[FRANCE] Didier Deschamps, captain of France's 1998 World Cup championship team, is building quite a record as a coach.
Deschamps, once dismissed by the great Eric Cantona as being nothing more than a "water boy," guided Marseille to the 2010 French league title, its first since
its 1993 title, which was later stripped away because of match-fixing.
Marseille clinched the league title on Wednesday when it beat Rennes, 3-1, and second-place Auxerre fell to Lyon, 2-1. The league title came two months after Deschamps led OM to the French League Cup title, its first title of any kind since the 1993 VA-OM scandal that involved Marseille's attempt to fix a French league match with Valenciennes.
Marseille president Bernard Tapie, a well-known businessman and politician, went to jail along with Jean-Pierre Bernes, the club's general manager. Three Valenciennes players -- including Argentine great Jorge Burruchaga -- and one Marseille player received suspended sentences.
Marseille had its 1993 French title taken away from it and was banned from defending its Champions League title -- the only one won by a French team.
The late Robert Louis-Dreyfus later took charge of Marseille and injected millions of dollars into the club, but it failed to win anything.
Deschamps captained Marseille's 1993 championship team that also won the UEFA Champions League that year. He later played at Juventus, Chelsea and Valencia.

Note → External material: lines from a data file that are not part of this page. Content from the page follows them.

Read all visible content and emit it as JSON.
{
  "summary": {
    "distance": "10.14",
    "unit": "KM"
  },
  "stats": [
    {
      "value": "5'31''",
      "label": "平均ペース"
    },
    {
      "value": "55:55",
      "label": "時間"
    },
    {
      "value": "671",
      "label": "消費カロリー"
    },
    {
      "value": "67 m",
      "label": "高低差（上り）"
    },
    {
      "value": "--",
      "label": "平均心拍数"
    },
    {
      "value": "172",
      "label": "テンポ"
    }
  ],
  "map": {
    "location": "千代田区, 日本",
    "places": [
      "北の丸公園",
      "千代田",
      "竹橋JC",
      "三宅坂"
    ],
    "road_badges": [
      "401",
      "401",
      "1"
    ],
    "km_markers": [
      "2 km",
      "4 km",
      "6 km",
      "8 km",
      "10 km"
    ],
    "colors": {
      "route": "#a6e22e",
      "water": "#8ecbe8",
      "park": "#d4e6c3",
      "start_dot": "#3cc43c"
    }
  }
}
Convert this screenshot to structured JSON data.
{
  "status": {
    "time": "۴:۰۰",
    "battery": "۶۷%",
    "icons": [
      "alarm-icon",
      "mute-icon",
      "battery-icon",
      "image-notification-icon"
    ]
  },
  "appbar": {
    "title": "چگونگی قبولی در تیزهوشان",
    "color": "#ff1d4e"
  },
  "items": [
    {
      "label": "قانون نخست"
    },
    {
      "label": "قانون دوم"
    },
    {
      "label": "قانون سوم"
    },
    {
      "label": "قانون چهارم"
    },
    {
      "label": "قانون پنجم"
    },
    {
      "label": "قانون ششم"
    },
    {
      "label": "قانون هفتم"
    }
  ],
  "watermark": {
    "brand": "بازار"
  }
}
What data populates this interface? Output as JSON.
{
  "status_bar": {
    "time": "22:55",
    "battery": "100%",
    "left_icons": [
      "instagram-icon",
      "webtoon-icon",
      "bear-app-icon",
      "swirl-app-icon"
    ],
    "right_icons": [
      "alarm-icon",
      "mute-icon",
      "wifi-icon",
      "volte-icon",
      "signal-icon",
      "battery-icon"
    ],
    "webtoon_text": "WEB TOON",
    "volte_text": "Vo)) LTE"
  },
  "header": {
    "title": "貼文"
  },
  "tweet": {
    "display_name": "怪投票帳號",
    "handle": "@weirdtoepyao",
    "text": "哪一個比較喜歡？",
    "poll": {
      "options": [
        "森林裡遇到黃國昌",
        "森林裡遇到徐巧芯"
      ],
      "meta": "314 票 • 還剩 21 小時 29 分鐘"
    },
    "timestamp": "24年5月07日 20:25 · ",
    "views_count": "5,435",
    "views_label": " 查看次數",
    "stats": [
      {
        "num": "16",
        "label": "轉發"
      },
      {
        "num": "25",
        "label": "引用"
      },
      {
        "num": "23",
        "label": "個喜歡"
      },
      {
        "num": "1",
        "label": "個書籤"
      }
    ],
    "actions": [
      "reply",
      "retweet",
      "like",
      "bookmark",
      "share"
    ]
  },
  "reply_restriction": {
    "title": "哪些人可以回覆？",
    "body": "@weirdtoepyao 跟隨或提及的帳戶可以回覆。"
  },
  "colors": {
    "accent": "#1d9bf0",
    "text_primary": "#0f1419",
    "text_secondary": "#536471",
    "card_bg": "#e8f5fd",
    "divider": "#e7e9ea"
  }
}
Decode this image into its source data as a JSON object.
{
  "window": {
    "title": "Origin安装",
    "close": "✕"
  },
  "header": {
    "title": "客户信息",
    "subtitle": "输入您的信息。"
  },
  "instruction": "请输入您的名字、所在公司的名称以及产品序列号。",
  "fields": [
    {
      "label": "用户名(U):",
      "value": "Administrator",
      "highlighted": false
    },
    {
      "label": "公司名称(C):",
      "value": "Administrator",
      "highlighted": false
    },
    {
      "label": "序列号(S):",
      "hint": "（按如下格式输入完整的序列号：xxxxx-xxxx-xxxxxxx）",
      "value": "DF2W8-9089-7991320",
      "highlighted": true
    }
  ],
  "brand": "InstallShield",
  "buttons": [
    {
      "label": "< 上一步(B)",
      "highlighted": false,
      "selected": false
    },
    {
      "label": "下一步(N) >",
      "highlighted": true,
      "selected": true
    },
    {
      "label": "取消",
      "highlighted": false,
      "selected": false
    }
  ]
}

He's enjoyed a short but successful career as a coach, leading Monaco to the 2003 French League Cup title and 2004 UEFA Champions League final and led Juventus back to Serie A in 2007 following its relegation in a scandal of its own.
Deschamps took over Marseille from Belgian Eric Gerets last summer just three days before Louis-Dreyfus' death from leukemia -- Louis-Dreyfus' widow, Margarita, now owns the team -- and brought in Argentines Lucho Gonzalez and Gabriel Heinze, who were both instrumental in OM's success this season.
Cameroonian Stephane Mbia and Senegalese Souleymane Diawara came from Rennes and Bordeaux, respectively, and anchored the middle of the defense.